* [Items from a dataset]
§

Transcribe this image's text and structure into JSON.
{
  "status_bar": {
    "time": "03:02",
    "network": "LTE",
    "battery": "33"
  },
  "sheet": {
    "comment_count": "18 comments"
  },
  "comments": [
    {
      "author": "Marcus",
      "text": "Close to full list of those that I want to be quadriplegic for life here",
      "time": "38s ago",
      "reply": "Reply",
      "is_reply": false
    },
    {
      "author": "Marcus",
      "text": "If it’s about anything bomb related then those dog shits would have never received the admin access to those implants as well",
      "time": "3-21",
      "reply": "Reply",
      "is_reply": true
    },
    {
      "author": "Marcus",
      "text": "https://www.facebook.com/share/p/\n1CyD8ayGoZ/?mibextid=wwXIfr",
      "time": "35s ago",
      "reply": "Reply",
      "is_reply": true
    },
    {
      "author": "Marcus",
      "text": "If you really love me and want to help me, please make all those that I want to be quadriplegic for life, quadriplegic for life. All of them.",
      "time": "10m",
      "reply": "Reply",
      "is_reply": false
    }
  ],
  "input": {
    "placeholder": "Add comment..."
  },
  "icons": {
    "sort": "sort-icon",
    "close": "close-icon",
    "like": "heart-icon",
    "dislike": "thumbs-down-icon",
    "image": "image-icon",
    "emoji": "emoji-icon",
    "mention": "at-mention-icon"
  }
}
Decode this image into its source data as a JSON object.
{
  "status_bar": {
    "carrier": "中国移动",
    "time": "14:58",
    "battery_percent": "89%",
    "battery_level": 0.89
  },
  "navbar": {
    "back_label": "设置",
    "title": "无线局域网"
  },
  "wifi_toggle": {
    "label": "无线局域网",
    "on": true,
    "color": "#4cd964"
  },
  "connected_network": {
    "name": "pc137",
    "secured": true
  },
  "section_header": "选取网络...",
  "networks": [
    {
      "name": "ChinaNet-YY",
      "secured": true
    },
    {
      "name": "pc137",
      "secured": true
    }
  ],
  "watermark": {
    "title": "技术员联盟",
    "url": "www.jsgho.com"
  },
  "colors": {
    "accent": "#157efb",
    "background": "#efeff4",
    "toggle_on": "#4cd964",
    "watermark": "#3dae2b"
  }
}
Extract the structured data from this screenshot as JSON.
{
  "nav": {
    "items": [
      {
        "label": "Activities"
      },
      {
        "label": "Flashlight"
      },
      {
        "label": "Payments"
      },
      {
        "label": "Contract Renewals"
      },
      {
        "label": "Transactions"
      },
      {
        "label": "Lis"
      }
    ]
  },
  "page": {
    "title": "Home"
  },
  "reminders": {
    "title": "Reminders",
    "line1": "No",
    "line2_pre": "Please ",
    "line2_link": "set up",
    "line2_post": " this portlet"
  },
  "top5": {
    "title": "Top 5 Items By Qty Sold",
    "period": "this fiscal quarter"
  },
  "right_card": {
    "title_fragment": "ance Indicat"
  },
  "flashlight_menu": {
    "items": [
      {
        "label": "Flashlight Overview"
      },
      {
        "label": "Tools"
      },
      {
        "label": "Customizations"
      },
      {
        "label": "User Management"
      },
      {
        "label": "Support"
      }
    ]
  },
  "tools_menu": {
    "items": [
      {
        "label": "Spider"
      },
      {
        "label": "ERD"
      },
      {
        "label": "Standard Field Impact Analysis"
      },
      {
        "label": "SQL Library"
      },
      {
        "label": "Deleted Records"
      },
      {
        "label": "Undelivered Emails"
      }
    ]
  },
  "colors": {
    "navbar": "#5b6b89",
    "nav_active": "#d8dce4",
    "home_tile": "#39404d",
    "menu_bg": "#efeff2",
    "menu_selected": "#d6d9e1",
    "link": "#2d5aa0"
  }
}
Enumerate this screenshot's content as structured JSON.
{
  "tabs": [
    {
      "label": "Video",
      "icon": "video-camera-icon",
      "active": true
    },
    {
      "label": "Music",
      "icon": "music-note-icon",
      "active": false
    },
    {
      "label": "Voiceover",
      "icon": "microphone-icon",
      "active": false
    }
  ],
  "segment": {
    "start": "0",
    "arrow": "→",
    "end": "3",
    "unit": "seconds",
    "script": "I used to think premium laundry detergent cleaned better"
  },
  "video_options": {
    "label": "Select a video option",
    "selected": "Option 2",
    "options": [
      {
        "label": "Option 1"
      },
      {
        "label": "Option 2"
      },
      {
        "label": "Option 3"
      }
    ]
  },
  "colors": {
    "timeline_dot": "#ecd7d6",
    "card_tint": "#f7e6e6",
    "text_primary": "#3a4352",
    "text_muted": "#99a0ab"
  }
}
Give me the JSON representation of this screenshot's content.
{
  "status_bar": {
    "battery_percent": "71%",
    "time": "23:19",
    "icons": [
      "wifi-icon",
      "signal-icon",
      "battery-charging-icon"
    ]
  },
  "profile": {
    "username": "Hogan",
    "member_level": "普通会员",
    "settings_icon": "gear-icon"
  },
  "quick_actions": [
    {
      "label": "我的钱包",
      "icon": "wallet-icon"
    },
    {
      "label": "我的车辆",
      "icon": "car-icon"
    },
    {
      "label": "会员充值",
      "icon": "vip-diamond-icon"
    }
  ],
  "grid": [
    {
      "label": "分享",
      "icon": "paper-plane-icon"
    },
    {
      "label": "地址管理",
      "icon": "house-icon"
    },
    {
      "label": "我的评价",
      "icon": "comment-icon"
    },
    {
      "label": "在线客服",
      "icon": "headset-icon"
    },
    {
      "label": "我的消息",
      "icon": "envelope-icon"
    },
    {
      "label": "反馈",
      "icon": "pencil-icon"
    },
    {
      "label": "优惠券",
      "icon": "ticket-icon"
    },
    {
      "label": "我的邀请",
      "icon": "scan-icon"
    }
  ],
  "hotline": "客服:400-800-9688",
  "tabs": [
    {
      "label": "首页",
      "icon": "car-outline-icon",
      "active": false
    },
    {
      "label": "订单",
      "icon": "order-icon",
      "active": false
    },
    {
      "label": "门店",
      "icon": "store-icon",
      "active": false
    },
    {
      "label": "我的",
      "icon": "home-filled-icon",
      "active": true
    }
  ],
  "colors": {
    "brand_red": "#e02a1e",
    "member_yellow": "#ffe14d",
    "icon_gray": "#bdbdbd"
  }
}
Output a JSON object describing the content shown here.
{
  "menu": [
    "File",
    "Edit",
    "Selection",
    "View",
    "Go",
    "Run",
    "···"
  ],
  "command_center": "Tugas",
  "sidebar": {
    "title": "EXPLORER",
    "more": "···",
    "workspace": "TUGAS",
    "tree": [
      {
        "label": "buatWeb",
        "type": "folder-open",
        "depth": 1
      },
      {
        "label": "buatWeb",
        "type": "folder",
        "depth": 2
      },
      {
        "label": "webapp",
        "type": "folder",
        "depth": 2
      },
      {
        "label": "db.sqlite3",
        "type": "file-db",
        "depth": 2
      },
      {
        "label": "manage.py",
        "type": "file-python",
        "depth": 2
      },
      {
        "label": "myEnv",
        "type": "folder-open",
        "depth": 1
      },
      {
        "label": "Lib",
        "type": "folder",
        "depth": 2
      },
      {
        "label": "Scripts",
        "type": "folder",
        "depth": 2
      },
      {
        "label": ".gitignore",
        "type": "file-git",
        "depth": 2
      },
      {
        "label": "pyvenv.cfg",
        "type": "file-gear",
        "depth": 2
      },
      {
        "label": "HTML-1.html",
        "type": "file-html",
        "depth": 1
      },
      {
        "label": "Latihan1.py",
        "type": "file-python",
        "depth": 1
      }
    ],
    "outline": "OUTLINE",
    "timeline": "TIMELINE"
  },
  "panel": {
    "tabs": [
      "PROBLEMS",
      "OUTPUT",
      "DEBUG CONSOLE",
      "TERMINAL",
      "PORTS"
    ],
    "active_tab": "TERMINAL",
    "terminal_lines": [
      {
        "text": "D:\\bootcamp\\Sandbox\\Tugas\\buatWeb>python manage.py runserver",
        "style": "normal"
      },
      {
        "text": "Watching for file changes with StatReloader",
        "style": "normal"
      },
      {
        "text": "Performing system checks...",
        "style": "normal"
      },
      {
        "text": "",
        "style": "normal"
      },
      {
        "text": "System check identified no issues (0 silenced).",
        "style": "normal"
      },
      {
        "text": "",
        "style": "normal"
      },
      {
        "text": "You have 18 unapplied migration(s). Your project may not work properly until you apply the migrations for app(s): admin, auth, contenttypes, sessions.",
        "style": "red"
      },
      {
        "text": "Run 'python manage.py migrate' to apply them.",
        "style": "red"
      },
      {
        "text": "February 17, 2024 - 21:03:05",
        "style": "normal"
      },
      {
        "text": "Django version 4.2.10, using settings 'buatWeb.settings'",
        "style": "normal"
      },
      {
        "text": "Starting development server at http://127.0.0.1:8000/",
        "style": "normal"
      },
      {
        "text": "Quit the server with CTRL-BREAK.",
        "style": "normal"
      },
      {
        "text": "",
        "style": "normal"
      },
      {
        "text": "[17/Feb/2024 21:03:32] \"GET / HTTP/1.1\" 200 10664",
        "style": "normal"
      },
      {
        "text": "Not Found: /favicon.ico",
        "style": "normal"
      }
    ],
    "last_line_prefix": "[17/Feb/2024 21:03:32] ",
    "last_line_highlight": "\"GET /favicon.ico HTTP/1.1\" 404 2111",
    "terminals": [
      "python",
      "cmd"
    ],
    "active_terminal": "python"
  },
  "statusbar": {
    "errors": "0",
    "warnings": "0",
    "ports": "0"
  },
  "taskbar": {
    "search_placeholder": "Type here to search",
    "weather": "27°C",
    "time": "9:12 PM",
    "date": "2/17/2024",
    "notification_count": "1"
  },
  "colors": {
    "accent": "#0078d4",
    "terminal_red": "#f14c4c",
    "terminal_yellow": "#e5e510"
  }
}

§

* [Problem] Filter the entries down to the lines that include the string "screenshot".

* [Exercise solution]
Extract the structured data from this screenshot as JSON.
Enumerate this screenshot's content as structured JSON.
Give me the JSON representation of this screenshot's content.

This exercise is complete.